Despite many criminal justice issues percolating in Missouri, not much talk of change has emerged in the tight race next month to replace term-limited Gov. Jay Nixon, reports The Marshall Project. The state is home to Ferguson, the city that became shorthand for racial conflicts in policing after the 2014 fatal police shooting of Michael Brown. Missouri topped the nation in executions per capita last year, and is near the bottom in spending on public defenders. St. Louis has a high violent crime rate, and both Ferguson and St. Louis were admonished after Justice Department probes last year for racial bias in their court systems.

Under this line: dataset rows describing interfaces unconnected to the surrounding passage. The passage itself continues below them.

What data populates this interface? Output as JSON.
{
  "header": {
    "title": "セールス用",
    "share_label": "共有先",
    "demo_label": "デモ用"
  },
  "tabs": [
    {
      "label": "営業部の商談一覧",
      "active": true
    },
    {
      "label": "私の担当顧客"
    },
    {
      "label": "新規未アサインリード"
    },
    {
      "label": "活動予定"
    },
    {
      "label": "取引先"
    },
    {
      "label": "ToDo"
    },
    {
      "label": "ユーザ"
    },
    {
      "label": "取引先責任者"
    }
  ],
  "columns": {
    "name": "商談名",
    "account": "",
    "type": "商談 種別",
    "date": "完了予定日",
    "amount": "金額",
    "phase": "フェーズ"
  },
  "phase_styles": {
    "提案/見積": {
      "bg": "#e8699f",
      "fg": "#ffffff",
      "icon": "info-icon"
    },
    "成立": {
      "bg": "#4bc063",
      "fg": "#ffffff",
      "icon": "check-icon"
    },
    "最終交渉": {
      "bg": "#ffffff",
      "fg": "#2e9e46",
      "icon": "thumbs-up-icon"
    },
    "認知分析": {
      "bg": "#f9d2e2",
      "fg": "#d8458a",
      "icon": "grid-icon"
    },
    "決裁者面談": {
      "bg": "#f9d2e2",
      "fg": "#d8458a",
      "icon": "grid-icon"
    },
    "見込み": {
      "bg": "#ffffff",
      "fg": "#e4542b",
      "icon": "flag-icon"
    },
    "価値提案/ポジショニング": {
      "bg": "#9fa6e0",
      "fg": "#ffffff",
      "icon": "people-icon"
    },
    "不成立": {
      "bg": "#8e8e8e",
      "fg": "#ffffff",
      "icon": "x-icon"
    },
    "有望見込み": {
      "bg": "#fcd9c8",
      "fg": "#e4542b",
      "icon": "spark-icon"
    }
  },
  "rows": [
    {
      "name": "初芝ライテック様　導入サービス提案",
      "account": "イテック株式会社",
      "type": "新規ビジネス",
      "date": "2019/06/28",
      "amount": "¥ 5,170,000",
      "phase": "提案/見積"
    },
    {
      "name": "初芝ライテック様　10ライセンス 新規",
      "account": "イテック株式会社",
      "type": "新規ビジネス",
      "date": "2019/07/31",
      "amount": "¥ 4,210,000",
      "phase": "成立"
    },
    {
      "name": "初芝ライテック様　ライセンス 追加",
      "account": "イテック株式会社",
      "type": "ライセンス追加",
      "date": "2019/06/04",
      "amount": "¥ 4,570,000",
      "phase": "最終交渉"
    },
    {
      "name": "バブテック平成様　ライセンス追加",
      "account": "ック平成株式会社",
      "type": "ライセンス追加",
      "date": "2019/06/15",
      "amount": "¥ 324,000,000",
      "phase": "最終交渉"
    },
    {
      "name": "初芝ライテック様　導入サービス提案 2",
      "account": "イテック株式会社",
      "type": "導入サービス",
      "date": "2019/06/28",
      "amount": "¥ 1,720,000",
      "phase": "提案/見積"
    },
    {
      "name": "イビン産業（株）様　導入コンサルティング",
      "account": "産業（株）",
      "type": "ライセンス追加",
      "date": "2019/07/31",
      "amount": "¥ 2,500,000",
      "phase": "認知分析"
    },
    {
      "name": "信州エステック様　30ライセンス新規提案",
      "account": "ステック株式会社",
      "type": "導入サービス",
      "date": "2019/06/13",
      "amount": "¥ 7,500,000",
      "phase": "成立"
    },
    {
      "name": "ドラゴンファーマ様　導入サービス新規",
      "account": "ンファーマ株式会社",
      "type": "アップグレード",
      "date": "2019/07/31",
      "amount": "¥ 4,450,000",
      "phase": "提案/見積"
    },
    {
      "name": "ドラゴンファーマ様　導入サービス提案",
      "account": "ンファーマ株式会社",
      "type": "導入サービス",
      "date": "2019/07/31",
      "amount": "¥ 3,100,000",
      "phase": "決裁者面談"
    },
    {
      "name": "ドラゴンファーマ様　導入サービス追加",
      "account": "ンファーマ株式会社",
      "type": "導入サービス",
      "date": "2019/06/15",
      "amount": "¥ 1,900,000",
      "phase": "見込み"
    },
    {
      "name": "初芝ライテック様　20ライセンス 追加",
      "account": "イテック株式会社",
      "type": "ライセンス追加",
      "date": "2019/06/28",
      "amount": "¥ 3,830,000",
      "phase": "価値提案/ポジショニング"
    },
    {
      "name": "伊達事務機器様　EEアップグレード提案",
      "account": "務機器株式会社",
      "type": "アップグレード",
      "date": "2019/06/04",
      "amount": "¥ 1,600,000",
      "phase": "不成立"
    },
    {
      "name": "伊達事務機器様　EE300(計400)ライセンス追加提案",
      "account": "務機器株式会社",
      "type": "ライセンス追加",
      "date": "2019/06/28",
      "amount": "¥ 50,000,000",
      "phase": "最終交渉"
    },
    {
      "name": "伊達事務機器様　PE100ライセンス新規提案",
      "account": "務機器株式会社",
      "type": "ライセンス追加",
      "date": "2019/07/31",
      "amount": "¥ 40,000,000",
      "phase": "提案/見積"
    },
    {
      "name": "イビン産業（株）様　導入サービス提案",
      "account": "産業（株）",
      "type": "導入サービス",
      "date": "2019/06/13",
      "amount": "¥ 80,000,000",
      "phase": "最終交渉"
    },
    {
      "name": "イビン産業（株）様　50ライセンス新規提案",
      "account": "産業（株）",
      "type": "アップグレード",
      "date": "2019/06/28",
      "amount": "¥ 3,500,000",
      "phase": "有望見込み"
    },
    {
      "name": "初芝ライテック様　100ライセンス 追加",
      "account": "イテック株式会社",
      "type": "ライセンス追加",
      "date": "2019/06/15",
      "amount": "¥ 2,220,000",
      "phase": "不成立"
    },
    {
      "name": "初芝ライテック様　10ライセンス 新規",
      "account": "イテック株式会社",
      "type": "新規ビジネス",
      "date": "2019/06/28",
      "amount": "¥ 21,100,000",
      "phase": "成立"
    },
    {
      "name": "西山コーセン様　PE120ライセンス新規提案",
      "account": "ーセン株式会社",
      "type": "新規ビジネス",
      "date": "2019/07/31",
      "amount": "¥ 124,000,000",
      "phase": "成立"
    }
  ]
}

“What people want to hear is how [candidates for governor] would have responded to Ferguson,” said David Drebes, author of a political blog “Missouri Scout.” The events of Ferguson have led candidates to shore up their law-and-order bona fides. Voter turnout is higher in mostly white suburban and rural areas, where many feel a sense of anger and embarrassment about images of lawlessness seen after the Ferguson shooting. Many voters believe the lesson was not that police are too aggressive, but that state officials did not respond aggressively enough. The same dynamic may be at work in North Carolina, where upheaval after the fatal police shooting of Keith Scott in Charlotte last month may play to the advantage of incumbent Republican Gov. Pat McCrory. In a close governor’s race in West Virginia, an opioid epidemic has fueled campaign talk of cracking down on dealers, not treatment for addicts. “There’s still a real political opening for criminal justice reform, but in these big races the issue of policing in particular has become politicized and polarizing again — a resurrection of law and order,” said Inimai Chettiar of the Brennan Center for Justice.